§ Try it
Reproduce the records that follow exactly as they are written.

========================

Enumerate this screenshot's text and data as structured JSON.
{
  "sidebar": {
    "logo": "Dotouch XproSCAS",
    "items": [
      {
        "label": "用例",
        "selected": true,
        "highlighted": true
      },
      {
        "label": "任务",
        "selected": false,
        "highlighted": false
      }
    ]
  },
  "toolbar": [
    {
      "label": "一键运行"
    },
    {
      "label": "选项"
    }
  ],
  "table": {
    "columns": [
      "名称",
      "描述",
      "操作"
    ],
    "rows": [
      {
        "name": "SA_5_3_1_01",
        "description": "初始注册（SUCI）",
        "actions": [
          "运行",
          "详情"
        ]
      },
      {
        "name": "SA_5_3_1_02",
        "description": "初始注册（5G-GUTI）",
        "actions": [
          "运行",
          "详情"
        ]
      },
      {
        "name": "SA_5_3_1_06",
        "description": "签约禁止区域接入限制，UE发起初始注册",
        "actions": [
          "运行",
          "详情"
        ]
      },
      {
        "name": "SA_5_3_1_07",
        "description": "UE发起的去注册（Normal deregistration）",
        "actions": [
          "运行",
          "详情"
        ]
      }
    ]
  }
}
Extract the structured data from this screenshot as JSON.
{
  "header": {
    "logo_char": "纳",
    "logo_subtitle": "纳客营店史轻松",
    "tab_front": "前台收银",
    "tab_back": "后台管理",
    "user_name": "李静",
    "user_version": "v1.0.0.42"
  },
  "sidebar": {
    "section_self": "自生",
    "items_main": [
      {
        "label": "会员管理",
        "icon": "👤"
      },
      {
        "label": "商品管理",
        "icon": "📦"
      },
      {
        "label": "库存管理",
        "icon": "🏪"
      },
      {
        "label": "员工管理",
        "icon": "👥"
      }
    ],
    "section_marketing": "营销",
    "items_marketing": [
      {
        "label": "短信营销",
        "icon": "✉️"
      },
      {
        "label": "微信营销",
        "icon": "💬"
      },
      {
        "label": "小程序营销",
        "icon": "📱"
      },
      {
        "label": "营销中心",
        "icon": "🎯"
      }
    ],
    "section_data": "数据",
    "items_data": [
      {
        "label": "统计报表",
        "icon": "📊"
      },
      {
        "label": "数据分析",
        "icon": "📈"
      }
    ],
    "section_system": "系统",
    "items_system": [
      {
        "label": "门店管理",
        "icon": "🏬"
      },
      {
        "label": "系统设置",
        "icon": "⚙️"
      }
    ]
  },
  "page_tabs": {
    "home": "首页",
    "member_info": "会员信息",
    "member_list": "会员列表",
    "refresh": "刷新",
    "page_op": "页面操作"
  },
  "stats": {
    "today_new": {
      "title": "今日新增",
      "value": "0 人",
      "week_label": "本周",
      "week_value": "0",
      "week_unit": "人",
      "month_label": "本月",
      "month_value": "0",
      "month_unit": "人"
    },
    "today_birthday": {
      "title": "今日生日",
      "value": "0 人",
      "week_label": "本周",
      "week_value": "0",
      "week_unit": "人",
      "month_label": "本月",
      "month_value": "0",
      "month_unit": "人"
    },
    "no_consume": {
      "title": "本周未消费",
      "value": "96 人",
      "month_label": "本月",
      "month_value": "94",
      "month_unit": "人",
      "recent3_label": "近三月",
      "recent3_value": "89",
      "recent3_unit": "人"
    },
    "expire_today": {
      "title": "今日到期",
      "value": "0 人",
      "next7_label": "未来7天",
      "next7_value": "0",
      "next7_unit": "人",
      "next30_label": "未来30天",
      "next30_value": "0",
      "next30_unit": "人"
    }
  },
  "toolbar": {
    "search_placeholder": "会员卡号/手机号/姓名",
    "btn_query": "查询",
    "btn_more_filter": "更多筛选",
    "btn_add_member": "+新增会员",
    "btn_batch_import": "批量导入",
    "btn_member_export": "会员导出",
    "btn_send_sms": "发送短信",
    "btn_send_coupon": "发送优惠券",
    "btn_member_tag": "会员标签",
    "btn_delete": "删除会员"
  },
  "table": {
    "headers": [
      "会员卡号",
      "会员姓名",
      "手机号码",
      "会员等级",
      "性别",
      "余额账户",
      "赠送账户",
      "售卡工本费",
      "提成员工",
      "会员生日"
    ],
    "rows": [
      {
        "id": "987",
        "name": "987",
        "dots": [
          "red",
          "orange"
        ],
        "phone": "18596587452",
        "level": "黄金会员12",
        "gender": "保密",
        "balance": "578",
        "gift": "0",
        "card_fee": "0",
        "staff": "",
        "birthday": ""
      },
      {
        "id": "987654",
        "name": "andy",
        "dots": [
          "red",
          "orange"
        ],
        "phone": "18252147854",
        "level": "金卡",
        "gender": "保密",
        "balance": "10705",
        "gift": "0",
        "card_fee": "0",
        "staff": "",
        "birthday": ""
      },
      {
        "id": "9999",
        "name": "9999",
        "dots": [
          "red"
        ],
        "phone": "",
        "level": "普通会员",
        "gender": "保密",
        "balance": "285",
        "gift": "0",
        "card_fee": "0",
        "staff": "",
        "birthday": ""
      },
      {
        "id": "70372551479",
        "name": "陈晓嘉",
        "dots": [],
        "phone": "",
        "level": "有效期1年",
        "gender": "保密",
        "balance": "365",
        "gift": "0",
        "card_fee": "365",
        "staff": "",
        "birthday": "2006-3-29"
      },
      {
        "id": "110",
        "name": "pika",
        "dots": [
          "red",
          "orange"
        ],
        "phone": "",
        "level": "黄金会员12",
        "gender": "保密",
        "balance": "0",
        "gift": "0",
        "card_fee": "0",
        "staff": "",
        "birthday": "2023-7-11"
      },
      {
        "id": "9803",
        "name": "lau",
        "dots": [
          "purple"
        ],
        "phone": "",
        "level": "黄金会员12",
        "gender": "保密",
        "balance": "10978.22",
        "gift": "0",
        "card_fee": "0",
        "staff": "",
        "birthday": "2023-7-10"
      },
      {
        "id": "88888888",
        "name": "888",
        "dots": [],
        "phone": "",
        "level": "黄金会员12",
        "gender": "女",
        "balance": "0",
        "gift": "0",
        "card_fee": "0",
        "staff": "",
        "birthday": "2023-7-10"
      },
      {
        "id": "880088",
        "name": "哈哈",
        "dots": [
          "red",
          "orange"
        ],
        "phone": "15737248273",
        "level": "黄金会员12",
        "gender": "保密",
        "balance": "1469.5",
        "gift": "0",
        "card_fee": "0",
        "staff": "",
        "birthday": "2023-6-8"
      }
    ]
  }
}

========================

§ Problem solution
Enumerate this screenshot's text and data as structured JSON.
{
  "sidebar": {
    "logo": "Dotouch XproSCAS",
    "items": [
      {
        "label": "用例",
        "selected": true,
        "highlighted": true
      },
      {
        "label": "任务",
        "selected": false,
        "highlighted": false
      }
    ]
  },
  "toolbar": [
    {
      "label": "一键运行"
    },
    {
      "label": "选项"
    }
  ],
  "table": {
    "columns": [
      "名称",
      "描述",
      "操作"
    ],
    "rows": [
      {
        "name": "SA_5_3_1_01",
        "description": "初始注册（SUCI）",
        "actions": [
          "运行",
          "详情"
        ]
      },
      {
        "name": "SA_5_3_1_02",
        "description": "初始注册（5G-GUTI）",
        "actions": [
          "运行",
          "详情"
        ]
      },
      {
        "name": "SA_5_3_1_06",
        "description": "签约禁止区域接入限制，UE发起初始注册",
        "actions": [
          "运行",
          "详情"
        ]
      },
      {
        "name": "SA_5_3_1_07",
        "description": "UE发起的去注册（Normal deregistration）",
        "actions": [
          "运行",
          "详情"
        ]
      }
    ]
  }
}
Extract the structured data from this screenshot as JSON.
{
  "header": {
    "logo_char": "纳",
    "logo_subtitle": "纳客营店史轻松",
    "tab_front": "前台收银",
    "tab_back": "后台管理",
    "user_name": "李静",
    "user_version": "v1.0.0.42"
  },
  "sidebar": {
    "section_self": "自生",
    "items_main": [
      {
        "label": "会员管理",
        "icon": "👤"
      },
      {
        "label": "商品管理",
        "icon": "📦"
      },
      {
        "label": "库存管理",
        "icon": "🏪"
      },
      {
        "label": "员工管理",
        "icon": "👥"
      }
    ],
    "section_marketing": "营销",
    "items_marketing": [
      {
        "label": "短信营销",
        "icon": "✉️"
      },
      {
        "label": "微信营销",
        "icon": "💬"
      },
      {
        "label": "小程序营销",
        "icon": "📱"
      },
      {
        "label": "营销中心",
        "icon": "🎯"
      }
    ],
    "section_data": "数据",
    "items_data": [
      {
        "label": "统计报表",
        "icon": "📊"
      },
      {
        "label": "数据分析",
        "icon": "📈"
      }
    ],
    "section_system": "系统",
    "items_system": [
      {
        "label": "门店管理",
        "icon": "🏬"
      },
      {
        "label": "系统设置",
        "icon": "⚙️"
      }
    ]
  },
  "page_tabs": {
    "home": "首页",
    "member_info": "会员信息",
    "member_list": "会员列表",
    "refresh": "刷新",
    "page_op": "页面操作"
  },
  "stats": {
    "today_new": {
      "title": "今日新增",
      "value": "0 人",
      "week_label": "本周",
      "week_value": "0",
      "week_unit": "人",
      "month_label": "本月",
      "month_value": "0",
      "month_unit": "人"
    },
    "today_birthday": {
      "title": "今日生日",
      "value": "0 人",
      "week_label": "本周",
      "week_value": "0",
      "week_unit": "人",
      "month_label": "本月",
      "month_value": "0",
      "month_unit": "人"
    },
    "no_consume": {
      "title": "本周未消费",
      "value": "96 人",
      "month_label": "本月",
      "month_value": "94",
      "month_unit": "人",
      "recent3_label": "近三月",
      "recent3_value": "89",
      "recent3_unit": "人"
    },
    "expire_today": {
      "title": "今日到期",
      "value": "0 人",
      "next7_label": "未来7天",
      "next7_value": "0",
      "next7_unit": "人",
      "next30_label": "未来30天",
      "next30_value": "0",
      "next30_unit": "人"
    }
  },
  "toolbar": {
    "search_placeholder": "会员卡号/手机号/姓名",
    "btn_query": "查询",
    "btn_more_filter": "更多筛选",
    "btn_add_member": "+新增会员",
    "btn_batch_import": "批量导入",
    "btn_member_export": "会员导出",
    "btn_send_sms": "发送短信",
    "btn_send_coupon": "发送优惠券",
    "btn_member_tag": "会员标签",
    "btn_delete": "删除会员"
  },
  "table": {
    "headers": [
      "会员卡号",
      "会员姓名",
      "手机号码",
      "会员等级",
      "性别",
      "余额账户",
      "赠送账户",
      "售卡工本费",
      "提成员工",
      "会员生日"
    ],
    "rows": [
      {
        "id": "987",
        "name": "987",
        "dots": [
          "red",
          "orange"
        ],
        "phone": "18596587452",
        "level": "黄金会员12",
        "gender": "保密",
        "balance": "578",
        "gift": "0",
        "card_fee": "0",
        "staff": "",
        "birthday": ""
      },
      {
        "id": "987654",
        "name": "andy",
        "dots": [
          "red",
          "orange"
        ],
        "phone": "18252147854",
        "level": "金卡",
        "gender": "保密",
        "balance": "10705",
        "gift": "0",
        "card_fee": "0",
        "staff": "",
        "birthday": ""
      },
      {
        "id": "9999",
        "name": "9999",
        "dots": [
          "red"
        ],
        "phone": "",
        "level": "普通会员",
        "gender": "保密",
        "balance": "285",
        "gift": "0",
        "card_fee": "0",
        "staff": "",
        "birthday": ""
      },
      {
        "id": "70372551479",
        "name": "陈晓嘉",
        "dots": [],
        "phone": "",
        "level": "有效期1年",
        "gender": "保密",
        "balance": "365",
        "gift": "0",
        "card_fee": "365",
        "staff": "",
        "birthday": "2006-3-29"
      },
      {
        "id": "110",
        "name": "pika",
        "dots": [
          "red",
          "orange"
        ],
        "phone": "",
        "level": "黄金会员12",
        "gender": "保密",
        "balance": "0",
        "gift": "0",
        "card_fee": "0",
        "staff": "",
        "birthday": "2023-7-11"
      },
      {
        "id": "9803",
        "name": "lau",
        "dots": [
          "purple"
        ],
        "phone": "",
        "level": "黄金会员12",
        "gender": "保密",
        "balance": "10978.22",
        "gift": "0",
        "card_fee": "0",
        "staff": "",
        "birthday": "2023-7-10"
      },
      {
        "id": "88888888",
        "name": "888",
        "dots": [],
        "phone": "",
        "level": "黄金会员12",
        "gender": "女",
        "balance": "0",
        "gift": "0",
        "card_fee": "0",
        "staff": "",
        "birthday": "2023-7-10"
      },
      {
        "id": "880088",
        "name": "哈哈",
        "dots": [
          "red",
          "orange"
        ],
        "phone": "15737248273",
        "level": "黄金会员12",
        "gender": "保密",
        "balance": "1469.5",
        "gift": "0",
        "card_fee": "0",
        "staff": "",
        "birthday": "2023-6-8"
      }
    ]
  }
}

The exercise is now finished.